The second thing is that our ambition needs to extend beyond nostalgia. There is much to lament about the changes that have taken place in some of the country's most important institutions over the past years. But there is also much to criticize in what these institutions looked like at their supposed best. Our goal is not to return to a golden age that has, sadly, never existed; it is to build societies that live up to the noble and ambitious values of freedom and justice better than any society of the past.
The examples I have used here are very American. But the issues at stake go well beyond these shores, and the basic lay of the land is remarkably similar in many other countries. Across much of the democratic world, philosophical liberals lack both the ideological self-confidence and the institutional base to stand up for their convictions. This is an existential crisis for the values of a free society. For only if philosophical liberalism can prove that it embodies a truly universal set of principles—one that can win adherents from Hyderabad to Hamburg, from Nairobi to New York—can it hope to retain and expand its influence in the 21st century.

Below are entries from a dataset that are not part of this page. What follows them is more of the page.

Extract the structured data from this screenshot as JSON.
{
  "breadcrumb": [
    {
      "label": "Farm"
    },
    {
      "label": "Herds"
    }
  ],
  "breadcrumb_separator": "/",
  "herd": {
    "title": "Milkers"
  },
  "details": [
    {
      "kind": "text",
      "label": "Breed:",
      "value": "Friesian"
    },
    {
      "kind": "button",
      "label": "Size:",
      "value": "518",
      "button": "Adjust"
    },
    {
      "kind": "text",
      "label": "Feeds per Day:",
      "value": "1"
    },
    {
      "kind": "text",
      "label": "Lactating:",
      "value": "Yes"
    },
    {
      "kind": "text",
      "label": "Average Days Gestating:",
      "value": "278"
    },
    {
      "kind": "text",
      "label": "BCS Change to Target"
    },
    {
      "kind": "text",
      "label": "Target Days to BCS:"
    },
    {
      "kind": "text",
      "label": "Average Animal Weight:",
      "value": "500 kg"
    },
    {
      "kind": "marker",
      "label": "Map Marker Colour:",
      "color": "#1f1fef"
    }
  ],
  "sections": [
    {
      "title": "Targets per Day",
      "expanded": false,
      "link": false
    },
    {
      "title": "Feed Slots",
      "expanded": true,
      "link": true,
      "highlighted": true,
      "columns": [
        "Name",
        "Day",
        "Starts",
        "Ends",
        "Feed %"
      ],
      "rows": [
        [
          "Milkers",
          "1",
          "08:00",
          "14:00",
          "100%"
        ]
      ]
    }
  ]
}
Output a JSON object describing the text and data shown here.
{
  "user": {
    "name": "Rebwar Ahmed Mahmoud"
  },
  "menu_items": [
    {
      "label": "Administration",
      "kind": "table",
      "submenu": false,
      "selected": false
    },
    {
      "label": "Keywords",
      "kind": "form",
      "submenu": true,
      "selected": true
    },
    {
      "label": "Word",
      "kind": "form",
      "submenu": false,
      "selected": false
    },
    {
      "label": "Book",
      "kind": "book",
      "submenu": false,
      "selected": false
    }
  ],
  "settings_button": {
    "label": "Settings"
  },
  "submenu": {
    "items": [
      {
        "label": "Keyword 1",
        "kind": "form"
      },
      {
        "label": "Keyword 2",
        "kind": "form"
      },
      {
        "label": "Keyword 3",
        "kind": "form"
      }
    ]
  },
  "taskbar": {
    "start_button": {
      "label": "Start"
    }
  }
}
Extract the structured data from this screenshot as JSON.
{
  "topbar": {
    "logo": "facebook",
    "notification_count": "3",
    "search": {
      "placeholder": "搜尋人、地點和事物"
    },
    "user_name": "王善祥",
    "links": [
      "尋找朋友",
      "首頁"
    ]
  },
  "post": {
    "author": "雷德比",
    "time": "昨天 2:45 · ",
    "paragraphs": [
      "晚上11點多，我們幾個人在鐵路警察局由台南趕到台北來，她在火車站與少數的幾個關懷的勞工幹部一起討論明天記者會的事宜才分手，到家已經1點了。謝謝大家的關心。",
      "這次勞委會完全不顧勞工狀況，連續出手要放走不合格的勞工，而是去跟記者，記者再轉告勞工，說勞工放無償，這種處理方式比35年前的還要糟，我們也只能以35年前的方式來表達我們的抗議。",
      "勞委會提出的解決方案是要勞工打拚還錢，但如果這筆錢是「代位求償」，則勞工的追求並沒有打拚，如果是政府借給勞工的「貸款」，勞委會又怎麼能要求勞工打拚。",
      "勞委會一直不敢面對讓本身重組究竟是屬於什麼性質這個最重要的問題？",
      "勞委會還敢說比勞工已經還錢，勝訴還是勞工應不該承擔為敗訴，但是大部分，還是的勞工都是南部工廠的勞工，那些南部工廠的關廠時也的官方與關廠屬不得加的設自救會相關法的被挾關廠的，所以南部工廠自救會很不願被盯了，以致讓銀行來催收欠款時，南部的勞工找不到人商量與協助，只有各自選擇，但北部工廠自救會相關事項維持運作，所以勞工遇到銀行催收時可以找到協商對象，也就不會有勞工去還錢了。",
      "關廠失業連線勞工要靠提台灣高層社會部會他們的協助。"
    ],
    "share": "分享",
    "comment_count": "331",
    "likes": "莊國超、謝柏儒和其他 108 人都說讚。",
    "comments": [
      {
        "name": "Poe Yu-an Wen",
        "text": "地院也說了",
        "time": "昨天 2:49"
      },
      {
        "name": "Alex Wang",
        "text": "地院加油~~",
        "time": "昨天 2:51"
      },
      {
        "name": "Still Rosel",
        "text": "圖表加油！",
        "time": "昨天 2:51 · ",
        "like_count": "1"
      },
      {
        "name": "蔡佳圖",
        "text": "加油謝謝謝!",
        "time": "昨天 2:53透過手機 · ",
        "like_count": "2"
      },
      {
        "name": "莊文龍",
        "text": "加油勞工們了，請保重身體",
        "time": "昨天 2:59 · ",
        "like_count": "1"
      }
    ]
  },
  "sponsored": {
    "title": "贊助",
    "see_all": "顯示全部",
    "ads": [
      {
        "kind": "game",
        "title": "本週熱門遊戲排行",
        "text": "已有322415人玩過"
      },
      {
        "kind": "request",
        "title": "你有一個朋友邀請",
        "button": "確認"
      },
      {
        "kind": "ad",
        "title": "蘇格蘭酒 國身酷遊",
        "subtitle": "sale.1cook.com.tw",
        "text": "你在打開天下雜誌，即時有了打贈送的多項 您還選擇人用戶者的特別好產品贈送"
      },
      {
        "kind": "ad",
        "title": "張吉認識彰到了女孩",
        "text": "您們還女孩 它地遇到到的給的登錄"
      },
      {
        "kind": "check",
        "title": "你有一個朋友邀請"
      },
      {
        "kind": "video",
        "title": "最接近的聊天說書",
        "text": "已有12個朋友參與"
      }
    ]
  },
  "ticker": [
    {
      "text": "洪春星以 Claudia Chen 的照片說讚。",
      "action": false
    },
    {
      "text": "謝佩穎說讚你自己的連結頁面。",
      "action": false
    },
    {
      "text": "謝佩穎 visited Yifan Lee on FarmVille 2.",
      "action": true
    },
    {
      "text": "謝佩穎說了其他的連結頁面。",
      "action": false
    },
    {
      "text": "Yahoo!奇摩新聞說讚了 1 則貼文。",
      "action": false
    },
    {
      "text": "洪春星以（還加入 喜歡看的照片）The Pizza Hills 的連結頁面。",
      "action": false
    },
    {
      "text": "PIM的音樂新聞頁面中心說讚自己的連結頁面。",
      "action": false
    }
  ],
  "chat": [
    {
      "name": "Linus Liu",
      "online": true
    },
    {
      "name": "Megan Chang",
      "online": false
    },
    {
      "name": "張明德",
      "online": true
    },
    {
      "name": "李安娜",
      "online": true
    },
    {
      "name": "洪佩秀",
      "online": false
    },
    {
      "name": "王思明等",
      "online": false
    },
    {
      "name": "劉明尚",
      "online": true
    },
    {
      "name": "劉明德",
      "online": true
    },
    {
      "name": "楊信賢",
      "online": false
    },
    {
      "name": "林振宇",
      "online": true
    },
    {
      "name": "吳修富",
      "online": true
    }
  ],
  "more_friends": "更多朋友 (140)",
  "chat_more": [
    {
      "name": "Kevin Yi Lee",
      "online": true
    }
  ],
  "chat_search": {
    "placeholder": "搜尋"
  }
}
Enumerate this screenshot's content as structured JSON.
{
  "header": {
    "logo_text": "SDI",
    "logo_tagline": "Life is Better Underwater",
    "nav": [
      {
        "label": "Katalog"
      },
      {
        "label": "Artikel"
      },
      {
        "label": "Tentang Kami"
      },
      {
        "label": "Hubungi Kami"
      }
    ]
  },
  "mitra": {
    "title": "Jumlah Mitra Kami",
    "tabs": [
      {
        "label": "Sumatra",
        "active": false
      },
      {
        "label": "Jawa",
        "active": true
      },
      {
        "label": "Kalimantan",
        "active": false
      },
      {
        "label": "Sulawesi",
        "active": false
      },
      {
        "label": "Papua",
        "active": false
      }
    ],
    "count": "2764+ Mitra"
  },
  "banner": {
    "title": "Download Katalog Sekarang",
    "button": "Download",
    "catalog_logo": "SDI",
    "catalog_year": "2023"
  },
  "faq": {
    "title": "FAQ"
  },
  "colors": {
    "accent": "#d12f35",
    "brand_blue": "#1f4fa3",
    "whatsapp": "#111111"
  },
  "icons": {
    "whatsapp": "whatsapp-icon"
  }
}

When I conceived of this project, I was betting on the idea that a lot of people were (to use an expression I have, as a non-native speaker, always found to be rather puzzling) champing at the bit to defend the values of a free society. The past days have proven this to be true. Now, it’s up to all of us to do the hard work to which we are called at this moment in history.
I can’t wait to start. And I couldn’t be more excited that you have decided to join in this endeavor.